The Demo Scene never cease to amaze me. The technical quality of these demos is amazing – complex 3D scenes rendered real-time, procedural textures, real-time sound synthesis, and incredible low foot-prints.
Recently I stumbled upon demoscene.tv which features recorded videos (flash video) of many of the best demos. Of course part of the fun is actually running these demos, to be amazed that they are indeed real-time, but sadly my laptop is not geared towards neither CPU or GPU intensive activities.
By coincidence I came across Jeff Minter’s company Llamasoft and surprisingly discovered that it was still going strong.
Jeff Minter, probably most famous for his somewhat… surreal C64 games (“Attack of the Mutant Camels”, “Revenge of the Mutant Camels” and even “Metagalactic Llamas Battle at the Edge of Time”), apparently has been hacking away on light synthesizers for the past twenty years.
His light synthesizers are complex visualization modules either music-controlled or driven by human interaction. And his latest incarnation, Neon, is actually used in the Xbox 360’s dashboard.

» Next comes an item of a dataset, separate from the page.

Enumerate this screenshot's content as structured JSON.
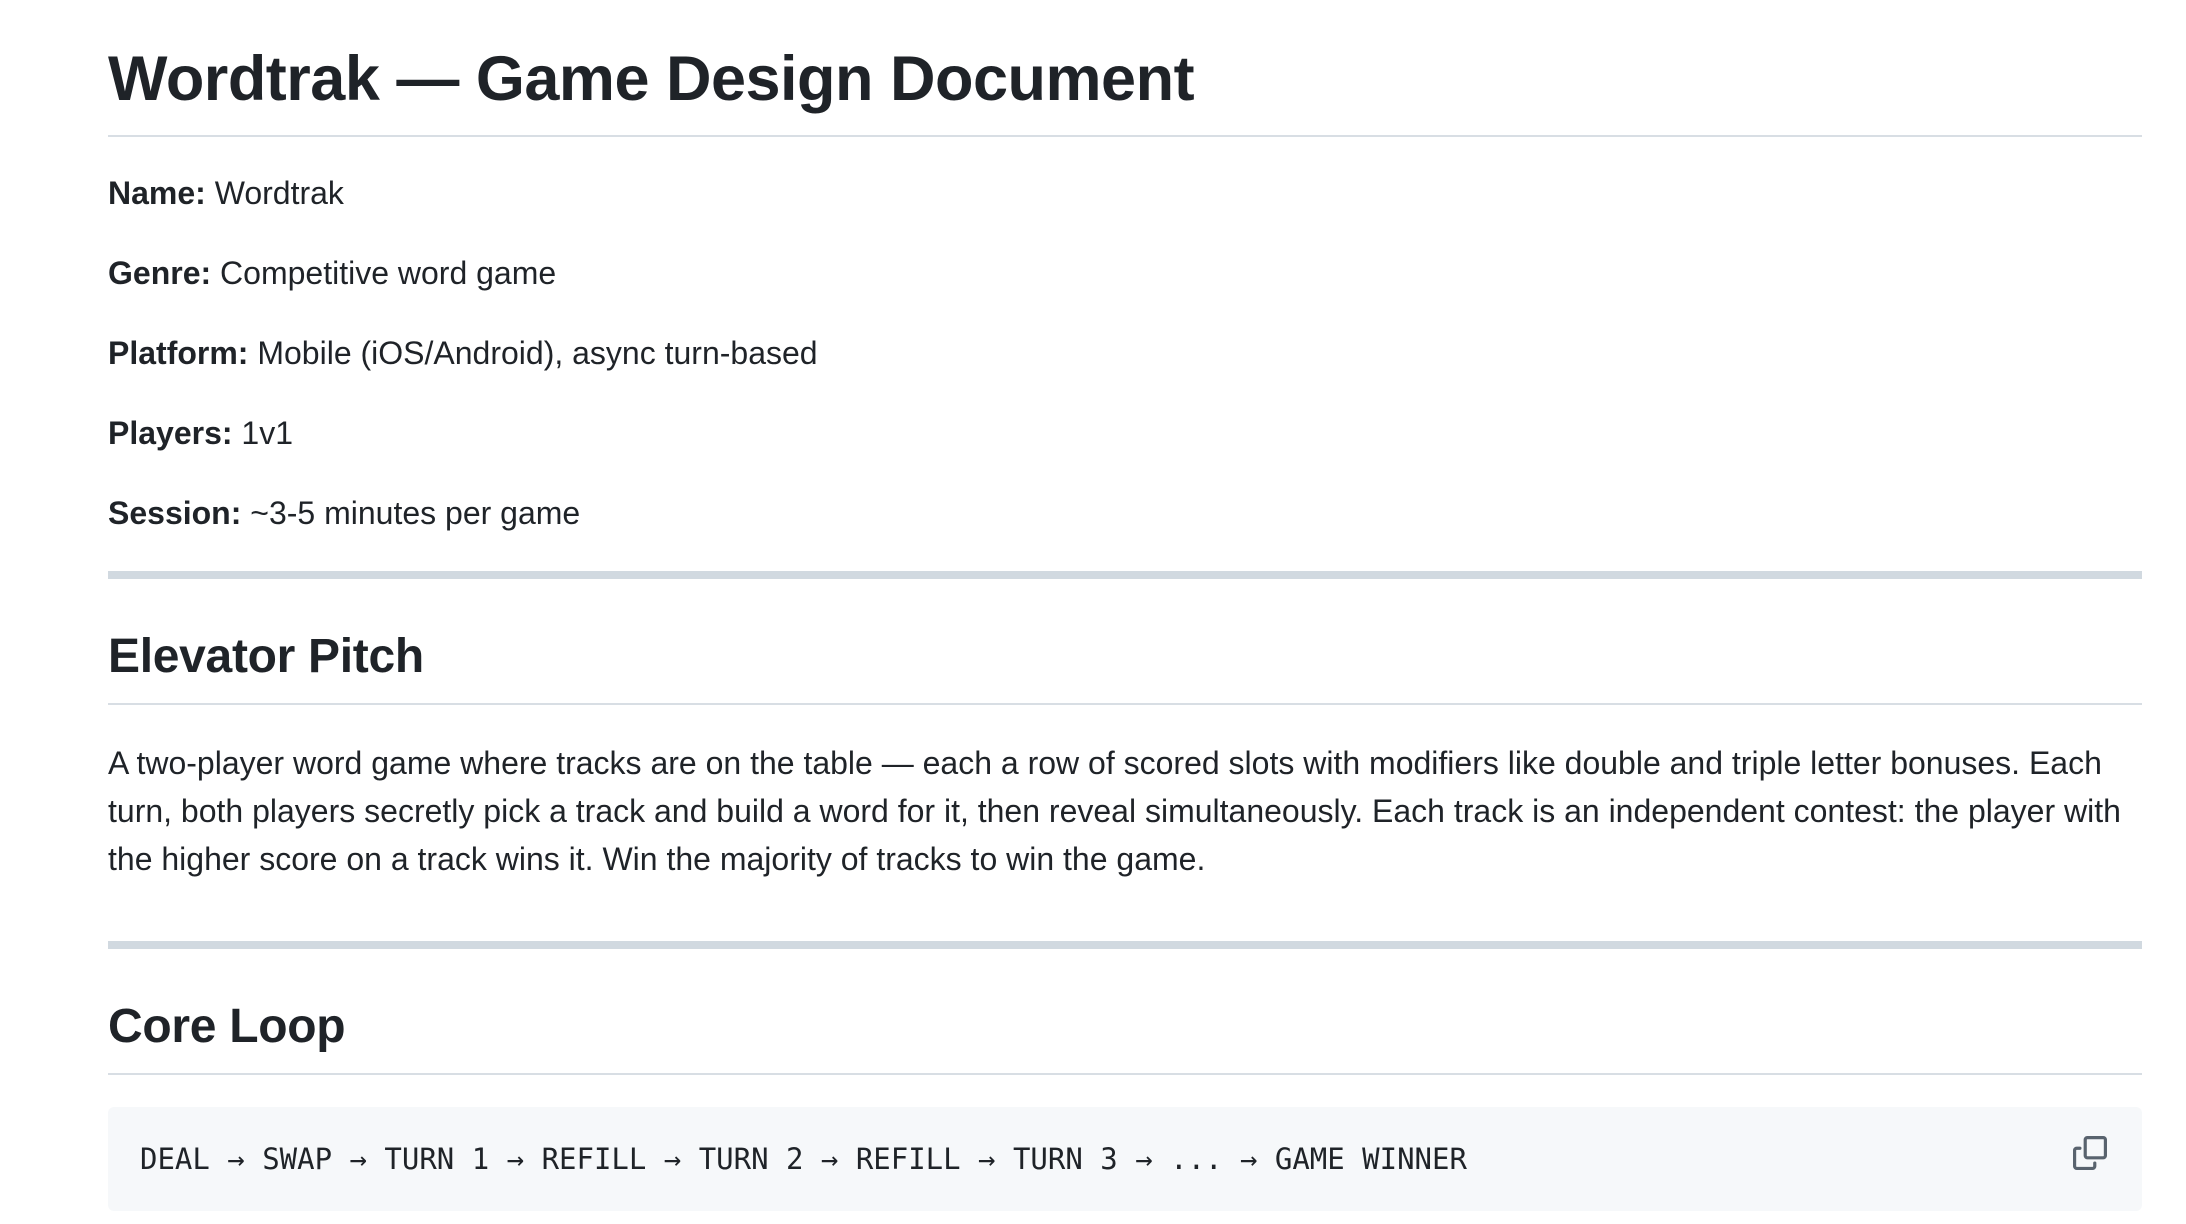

The Neon Light Synthesizer in Action.
Who would have guessed that Llamasoft code would end up in the Xbox 360 firmware?
Well, I started worked on a spare time project, called Structure Synth: a small application for generative structure synthesis (in 3D). The app itself will be built around an embedded editor with a OpenGL visualization window next to it. Here is a mock-up shot:

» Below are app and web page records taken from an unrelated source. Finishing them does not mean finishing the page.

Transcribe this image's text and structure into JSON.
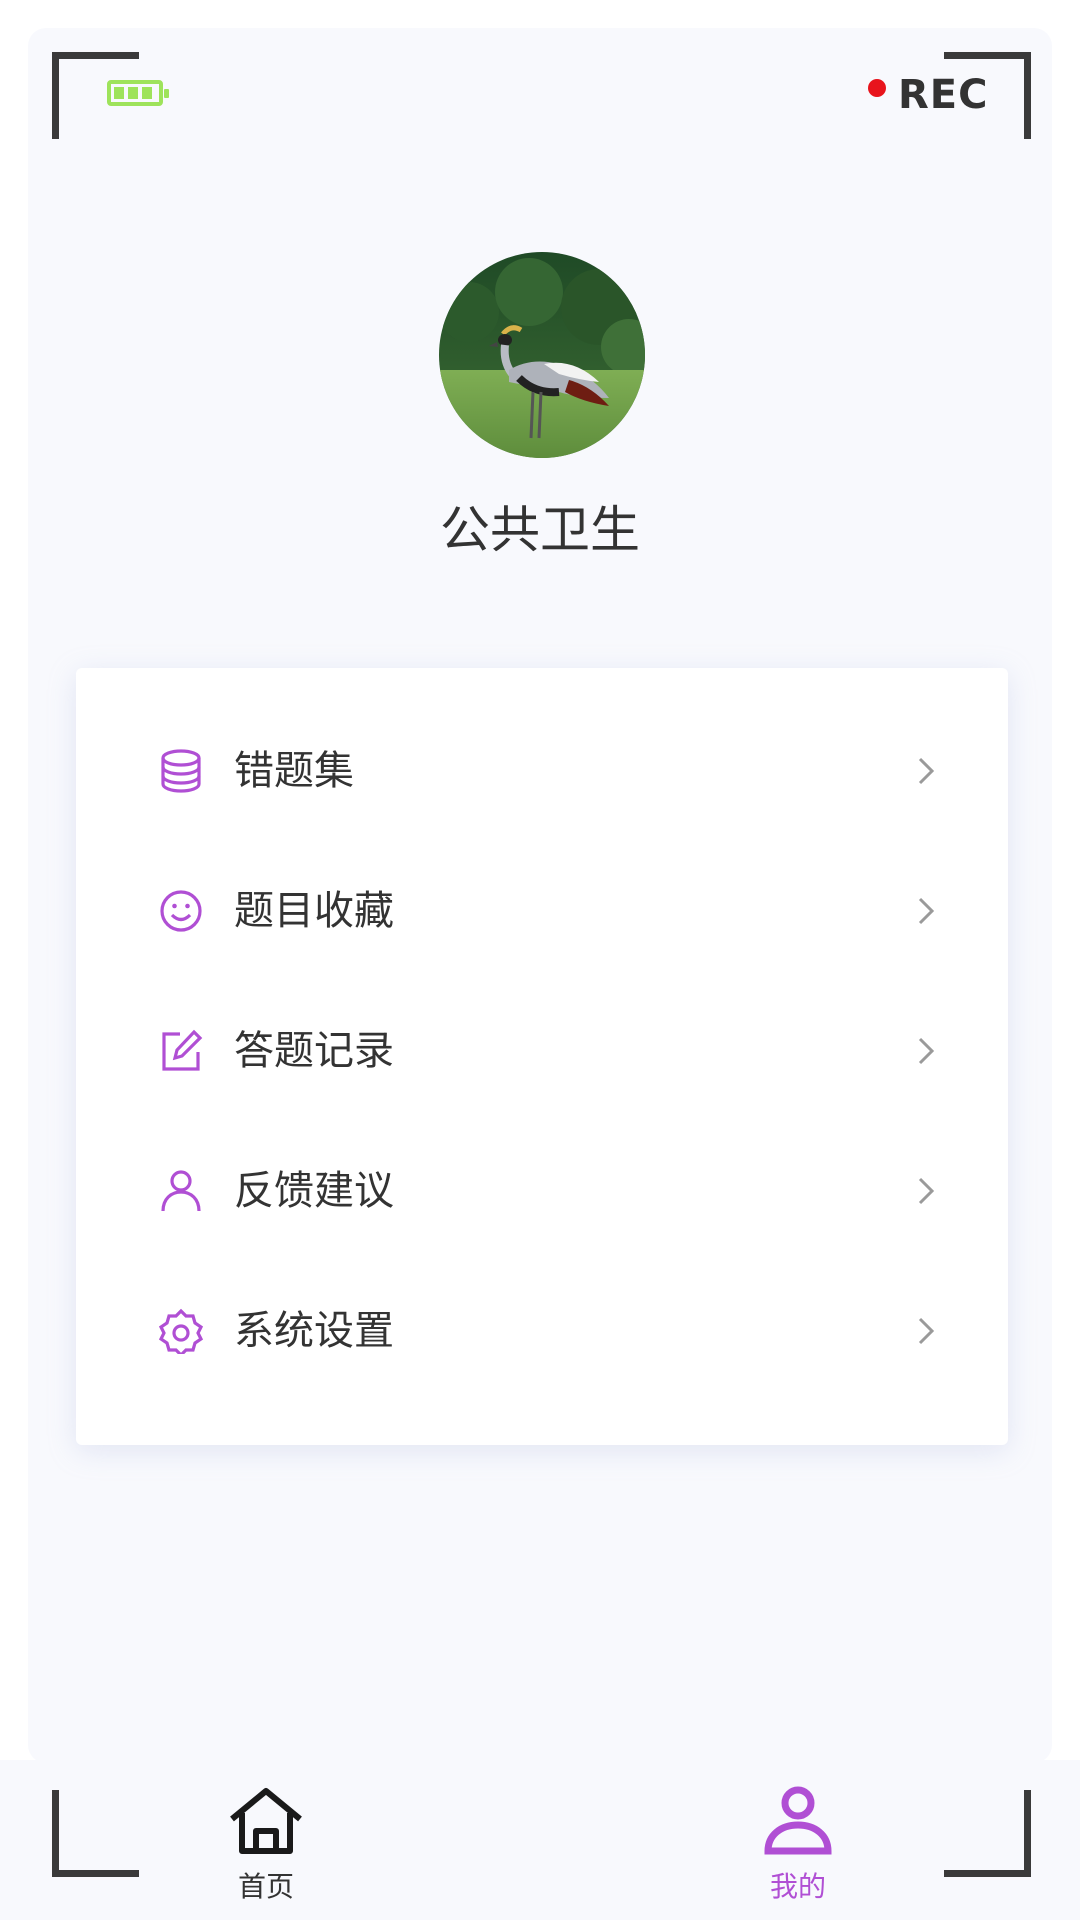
{
  "status": {
    "rec_label": "REC",
    "battery_color": "#9ee35b",
    "rec_dot_color": "#e8141c"
  },
  "profile": {
    "name": "公共卫生",
    "avatar": "crowned-crane-photo"
  },
  "menu": {
    "accent_color": "#b04fd4",
    "items": [
      {
        "label": "错题集",
        "icon": "database-icon"
      },
      {
        "label": "题目收藏",
        "icon": "smiley-icon"
      },
      {
        "label": "答题记录",
        "icon": "edit-icon"
      },
      {
        "label": "反馈建议",
        "icon": "user-icon"
      },
      {
        "label": "系统设置",
        "icon": "settings-icon"
      }
    ]
  },
  "tabbar": {
    "tabs": [
      {
        "label": "首页",
        "icon": "home-icon",
        "active": false
      },
      {
        "label": "我的",
        "icon": "person-icon",
        "active": true
      }
    ],
    "active_color": "#b04fd4",
    "inactive_color": "#333333"
  }
}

Structure Synth GUI
The structures are designed in a simple language, EisenScript (named after the Great Russian director, Sergei Eistenstein, of course). It will be similar, but not identical, to the Context Free Design Grammer that Context Free uses.
An EisenScript defines a Rule Set, where each rule is defined as a number of Actions.

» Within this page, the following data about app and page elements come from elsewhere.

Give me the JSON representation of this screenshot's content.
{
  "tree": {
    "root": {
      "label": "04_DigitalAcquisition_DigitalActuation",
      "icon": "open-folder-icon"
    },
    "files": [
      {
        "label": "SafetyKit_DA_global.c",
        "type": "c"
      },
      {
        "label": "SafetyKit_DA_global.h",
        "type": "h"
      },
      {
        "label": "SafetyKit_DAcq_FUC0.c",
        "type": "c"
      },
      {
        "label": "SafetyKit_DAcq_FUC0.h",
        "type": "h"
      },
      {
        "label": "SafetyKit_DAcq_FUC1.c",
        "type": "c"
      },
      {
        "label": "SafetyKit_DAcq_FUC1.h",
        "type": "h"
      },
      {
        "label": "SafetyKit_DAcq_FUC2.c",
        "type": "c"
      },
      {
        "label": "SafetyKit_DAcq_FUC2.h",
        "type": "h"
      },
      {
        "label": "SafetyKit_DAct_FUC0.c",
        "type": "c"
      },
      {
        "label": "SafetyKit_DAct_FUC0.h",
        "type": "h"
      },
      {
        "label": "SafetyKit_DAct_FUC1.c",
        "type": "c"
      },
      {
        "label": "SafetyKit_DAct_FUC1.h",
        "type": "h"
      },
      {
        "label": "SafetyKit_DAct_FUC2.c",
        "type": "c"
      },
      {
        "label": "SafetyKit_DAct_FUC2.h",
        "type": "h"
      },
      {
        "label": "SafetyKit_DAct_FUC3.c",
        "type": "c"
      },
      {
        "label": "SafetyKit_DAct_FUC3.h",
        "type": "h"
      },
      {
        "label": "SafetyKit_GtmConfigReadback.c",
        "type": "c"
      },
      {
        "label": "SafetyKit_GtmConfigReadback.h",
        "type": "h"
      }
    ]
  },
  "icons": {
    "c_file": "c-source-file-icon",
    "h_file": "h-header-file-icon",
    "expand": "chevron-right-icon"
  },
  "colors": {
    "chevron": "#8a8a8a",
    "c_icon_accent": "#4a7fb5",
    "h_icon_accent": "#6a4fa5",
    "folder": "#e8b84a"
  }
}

An Action would typically be to perform a Transformation and either call another rule, or one of the built-in drawing primitives. As in Context Free rules can be defined recursively in terms of themselves.
Rules are allowed to be ambiguous: more than one definition for a rule can exist, and when ambiguous rules are encountered the Builder will choose one at random. Again, as in Context Free, it will also be possible to specify a weighting for each of the rule definitions.
Here is an example of how an EisenScript rule set might look:
Structure Synth will be built in C++/Qt4.3/OpenGL and will be Open Source (GPL). It should be cross-platform (Windows, Linux, and Mac).
The Syntopia logo above was created by my first script in Context Free, a program I can highly recommend. It is a bit like Logo (does anyone remember this?) on steroids.
However, I’ve been thinking of ways of extending Context Free into 3D, and will start posting some of my design sketches for Structure Synth – an IDE/Language for creating generative art (like Context Free).
I plan to write it in C++/Qt4.3/OpenGL and it should be runnable on Windows/Mac/Linux.
Variation on the Syntopia Logo
For an example of a Context Free script, the syntax for the above picture can be downloaded here: circles.cfdg.
The syntax for Structure Synth will be quite similar to CFDG-script but with a few twists: like the ability to ‘retire’ rules after a certain number of either recursions or iterations, and the option to change (rendering) settings when a rule is executed. Naturally the ‘state’ operators (like rotations and deformations) also need to be adapted to a 3D world.
There will be an integrated OpenGL viewer, and I plan to add PovRay support for creating high-quality views of the 3D-models.
This is of course no trivial task, but the reason I have included it here, is because of its quite… futuristic interface, which has to be experienced. It runs directly inside your browser (also in Firefox! – but why isn’t it based on Silverlight?). Cool (and confusing).
Actually, though it is not quite as polished, the Automatic Photo Pop-up 2D to 3D conversion project, seems even more impressive:
It is possible to run the software yourself:
You will need to convert your input image to PNM format, but ImageMagick supports this format. After that you will need to run the ‘segment’ program to create the superpixel image. (Notice that the link is to source files – on Windows, VS2003 is able to compile it after changing ‘random()’ to ‘rand()’ a few places. I’ve also uploaded a Windows binary, in case you are too lazy).
I must admit that my humble attempts (requires a VRML viewer) with the software was nowhere as impressive as in the video. Also be aware that the conversion can be very slow for complicated pictures (~30 minutes for my tests).